**What to produce:** The answer must consist of every line from the data that holds the string "Activity".

─── Input for this task ───

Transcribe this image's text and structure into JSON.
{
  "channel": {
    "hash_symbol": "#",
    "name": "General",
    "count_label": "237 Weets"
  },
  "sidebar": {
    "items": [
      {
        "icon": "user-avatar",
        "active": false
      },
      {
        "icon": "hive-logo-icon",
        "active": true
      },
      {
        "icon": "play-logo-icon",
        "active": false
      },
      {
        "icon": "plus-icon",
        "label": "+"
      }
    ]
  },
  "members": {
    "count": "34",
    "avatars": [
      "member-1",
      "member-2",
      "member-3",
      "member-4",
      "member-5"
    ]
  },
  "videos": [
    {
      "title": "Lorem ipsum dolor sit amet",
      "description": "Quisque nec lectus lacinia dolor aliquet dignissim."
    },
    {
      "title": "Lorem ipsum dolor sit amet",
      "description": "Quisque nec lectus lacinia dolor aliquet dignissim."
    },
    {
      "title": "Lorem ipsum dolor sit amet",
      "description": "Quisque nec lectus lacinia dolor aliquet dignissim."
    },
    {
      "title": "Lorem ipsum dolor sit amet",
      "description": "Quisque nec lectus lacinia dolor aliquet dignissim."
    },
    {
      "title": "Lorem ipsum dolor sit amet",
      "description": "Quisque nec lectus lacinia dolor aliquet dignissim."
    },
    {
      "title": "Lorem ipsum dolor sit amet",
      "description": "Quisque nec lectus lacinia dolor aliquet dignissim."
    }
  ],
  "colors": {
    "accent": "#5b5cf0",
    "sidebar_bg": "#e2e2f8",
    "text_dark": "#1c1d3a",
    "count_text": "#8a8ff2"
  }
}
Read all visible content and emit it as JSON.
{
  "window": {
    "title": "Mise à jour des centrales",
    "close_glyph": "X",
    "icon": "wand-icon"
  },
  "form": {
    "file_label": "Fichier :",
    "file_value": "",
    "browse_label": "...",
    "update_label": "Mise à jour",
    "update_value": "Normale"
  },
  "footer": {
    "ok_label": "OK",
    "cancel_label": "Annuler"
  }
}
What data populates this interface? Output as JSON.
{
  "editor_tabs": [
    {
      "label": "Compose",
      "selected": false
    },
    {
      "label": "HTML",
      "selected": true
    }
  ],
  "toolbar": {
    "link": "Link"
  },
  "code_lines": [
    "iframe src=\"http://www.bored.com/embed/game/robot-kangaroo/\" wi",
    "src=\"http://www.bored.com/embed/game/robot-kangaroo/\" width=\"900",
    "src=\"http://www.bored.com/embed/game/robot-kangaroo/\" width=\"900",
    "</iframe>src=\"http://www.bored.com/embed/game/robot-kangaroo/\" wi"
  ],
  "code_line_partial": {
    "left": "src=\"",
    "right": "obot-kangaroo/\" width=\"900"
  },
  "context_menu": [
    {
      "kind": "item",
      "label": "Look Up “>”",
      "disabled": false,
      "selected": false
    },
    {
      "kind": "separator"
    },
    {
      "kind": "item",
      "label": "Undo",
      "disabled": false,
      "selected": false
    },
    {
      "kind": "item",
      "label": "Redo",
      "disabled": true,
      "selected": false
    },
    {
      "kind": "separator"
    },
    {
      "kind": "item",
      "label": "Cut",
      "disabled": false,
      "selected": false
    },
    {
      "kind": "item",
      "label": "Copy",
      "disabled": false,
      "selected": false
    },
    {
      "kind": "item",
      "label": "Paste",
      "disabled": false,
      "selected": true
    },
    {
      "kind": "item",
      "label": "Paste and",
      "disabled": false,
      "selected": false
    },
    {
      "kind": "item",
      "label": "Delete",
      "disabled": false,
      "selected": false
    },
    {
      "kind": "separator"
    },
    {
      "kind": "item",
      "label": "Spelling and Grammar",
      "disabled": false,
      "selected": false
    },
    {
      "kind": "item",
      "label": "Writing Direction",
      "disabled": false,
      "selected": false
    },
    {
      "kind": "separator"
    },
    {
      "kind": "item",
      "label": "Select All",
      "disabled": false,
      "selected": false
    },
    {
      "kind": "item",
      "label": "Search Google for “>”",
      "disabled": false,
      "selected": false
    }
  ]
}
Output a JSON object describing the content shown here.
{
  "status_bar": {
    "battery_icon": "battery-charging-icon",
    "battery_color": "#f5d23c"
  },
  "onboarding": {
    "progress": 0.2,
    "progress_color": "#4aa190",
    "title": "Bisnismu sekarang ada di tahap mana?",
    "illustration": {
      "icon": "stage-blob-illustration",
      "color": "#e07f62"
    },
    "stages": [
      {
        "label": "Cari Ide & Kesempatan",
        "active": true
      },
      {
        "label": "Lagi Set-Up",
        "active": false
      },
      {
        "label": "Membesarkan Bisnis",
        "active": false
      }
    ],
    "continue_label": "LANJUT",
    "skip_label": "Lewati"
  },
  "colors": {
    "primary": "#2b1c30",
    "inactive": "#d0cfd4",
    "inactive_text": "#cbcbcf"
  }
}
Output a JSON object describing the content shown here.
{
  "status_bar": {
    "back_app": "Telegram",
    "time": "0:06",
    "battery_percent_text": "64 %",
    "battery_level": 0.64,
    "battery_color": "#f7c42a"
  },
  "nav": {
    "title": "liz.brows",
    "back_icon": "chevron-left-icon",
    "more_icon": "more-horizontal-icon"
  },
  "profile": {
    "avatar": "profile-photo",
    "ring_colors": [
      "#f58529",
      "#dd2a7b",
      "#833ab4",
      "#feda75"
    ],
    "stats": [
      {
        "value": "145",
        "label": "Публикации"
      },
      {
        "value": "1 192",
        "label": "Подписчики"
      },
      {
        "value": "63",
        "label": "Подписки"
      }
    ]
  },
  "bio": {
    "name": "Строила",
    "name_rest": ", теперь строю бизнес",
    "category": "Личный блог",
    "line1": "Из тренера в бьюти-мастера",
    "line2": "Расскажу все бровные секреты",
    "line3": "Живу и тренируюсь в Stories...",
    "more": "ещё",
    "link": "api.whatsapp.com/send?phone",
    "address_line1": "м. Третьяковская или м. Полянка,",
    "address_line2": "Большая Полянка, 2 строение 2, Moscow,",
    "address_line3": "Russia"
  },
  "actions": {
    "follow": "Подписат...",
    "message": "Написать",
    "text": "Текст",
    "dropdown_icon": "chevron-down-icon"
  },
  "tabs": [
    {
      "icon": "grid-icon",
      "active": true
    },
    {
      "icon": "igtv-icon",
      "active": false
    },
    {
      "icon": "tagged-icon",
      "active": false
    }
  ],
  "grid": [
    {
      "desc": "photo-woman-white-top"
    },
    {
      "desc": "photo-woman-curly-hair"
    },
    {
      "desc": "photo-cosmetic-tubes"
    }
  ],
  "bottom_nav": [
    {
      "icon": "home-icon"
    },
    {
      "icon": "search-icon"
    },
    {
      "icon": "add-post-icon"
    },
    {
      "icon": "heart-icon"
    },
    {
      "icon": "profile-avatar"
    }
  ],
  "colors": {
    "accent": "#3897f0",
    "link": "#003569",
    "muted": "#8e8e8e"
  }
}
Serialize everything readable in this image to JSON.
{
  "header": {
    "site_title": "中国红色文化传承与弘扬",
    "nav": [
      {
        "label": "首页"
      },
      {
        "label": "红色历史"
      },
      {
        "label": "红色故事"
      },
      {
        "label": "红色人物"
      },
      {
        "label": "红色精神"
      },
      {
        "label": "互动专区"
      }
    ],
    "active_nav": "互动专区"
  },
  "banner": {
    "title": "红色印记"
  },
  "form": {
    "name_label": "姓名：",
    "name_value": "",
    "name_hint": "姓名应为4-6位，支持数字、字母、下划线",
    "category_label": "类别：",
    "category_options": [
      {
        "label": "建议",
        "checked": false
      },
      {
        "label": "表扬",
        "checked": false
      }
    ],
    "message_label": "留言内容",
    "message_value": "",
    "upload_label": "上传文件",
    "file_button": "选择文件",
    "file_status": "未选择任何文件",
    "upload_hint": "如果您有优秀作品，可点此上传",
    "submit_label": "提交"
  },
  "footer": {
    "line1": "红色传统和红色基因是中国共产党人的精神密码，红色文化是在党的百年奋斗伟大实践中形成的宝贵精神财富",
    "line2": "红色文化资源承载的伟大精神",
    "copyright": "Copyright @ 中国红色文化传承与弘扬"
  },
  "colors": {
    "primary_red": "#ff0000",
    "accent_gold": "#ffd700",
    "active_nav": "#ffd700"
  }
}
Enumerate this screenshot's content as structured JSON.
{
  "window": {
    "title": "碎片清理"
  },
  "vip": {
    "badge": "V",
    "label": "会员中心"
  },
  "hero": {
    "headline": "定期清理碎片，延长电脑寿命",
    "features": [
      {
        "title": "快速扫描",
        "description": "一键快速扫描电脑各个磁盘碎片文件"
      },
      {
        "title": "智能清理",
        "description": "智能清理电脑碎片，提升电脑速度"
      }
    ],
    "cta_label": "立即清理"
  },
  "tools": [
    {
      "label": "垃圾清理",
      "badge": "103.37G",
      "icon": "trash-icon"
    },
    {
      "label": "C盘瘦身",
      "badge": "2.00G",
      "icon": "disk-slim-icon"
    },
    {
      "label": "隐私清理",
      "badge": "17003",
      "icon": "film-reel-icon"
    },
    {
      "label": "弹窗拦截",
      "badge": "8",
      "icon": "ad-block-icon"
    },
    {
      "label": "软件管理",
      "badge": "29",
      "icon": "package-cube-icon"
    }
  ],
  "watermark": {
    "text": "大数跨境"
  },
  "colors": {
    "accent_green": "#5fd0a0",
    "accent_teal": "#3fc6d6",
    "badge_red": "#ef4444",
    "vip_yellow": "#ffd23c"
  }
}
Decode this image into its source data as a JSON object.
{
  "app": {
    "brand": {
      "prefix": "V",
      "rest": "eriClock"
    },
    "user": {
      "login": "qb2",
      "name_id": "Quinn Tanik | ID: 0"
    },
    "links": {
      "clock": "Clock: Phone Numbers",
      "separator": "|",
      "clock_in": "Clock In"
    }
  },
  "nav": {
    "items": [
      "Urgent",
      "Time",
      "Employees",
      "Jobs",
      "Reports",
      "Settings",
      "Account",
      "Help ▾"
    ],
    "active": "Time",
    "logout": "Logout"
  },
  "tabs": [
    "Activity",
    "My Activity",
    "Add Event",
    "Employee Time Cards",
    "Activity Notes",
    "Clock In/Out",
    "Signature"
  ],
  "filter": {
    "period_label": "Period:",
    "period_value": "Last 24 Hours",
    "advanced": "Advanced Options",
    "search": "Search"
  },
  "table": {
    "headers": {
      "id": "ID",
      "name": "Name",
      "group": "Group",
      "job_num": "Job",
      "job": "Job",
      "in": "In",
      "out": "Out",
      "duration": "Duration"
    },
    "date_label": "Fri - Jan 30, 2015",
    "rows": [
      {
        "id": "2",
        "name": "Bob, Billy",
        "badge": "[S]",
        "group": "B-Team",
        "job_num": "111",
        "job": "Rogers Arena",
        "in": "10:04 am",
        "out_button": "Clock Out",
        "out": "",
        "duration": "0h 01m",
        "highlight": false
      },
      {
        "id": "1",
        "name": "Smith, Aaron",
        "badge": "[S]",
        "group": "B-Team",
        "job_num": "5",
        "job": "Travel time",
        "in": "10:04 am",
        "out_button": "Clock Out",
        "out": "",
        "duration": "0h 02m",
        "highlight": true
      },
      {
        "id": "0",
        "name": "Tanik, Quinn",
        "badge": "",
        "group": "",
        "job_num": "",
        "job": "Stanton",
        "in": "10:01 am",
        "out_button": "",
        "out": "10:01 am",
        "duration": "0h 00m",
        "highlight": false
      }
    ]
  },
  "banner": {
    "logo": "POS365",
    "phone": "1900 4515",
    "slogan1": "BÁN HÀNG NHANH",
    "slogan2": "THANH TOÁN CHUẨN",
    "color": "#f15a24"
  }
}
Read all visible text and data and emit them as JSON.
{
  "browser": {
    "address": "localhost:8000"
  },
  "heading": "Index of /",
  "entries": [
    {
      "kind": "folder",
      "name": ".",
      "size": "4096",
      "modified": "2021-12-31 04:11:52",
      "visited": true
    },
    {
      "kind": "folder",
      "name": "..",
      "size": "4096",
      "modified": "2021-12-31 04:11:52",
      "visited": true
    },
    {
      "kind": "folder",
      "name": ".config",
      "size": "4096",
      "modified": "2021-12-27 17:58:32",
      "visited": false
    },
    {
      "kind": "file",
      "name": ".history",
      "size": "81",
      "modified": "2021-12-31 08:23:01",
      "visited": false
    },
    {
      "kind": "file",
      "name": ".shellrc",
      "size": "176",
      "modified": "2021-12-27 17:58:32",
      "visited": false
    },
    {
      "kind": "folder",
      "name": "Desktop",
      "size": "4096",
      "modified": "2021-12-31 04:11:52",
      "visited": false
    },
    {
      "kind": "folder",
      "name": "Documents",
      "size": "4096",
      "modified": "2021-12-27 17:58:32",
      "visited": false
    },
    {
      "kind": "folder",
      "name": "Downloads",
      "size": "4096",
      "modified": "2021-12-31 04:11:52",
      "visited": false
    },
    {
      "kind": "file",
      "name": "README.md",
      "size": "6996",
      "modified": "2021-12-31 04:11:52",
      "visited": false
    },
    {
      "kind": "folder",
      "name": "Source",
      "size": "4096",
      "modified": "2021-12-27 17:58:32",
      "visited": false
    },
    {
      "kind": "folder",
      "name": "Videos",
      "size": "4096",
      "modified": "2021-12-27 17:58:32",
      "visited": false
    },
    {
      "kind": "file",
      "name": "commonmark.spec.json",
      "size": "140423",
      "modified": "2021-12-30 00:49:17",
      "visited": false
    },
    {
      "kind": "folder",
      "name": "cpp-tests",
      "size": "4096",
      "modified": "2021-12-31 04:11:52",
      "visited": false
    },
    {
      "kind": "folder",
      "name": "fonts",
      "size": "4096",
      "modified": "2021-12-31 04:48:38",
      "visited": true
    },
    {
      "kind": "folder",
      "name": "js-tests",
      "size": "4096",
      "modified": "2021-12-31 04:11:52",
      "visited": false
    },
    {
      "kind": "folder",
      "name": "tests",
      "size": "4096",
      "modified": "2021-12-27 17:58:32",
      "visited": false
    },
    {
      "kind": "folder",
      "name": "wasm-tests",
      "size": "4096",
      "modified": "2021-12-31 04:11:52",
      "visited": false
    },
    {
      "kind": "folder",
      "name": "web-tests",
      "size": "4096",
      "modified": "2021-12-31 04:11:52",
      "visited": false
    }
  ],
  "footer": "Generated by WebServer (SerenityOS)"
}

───

**Response area:**
    "Activity",
    "My Activity",
    "Activity Notes",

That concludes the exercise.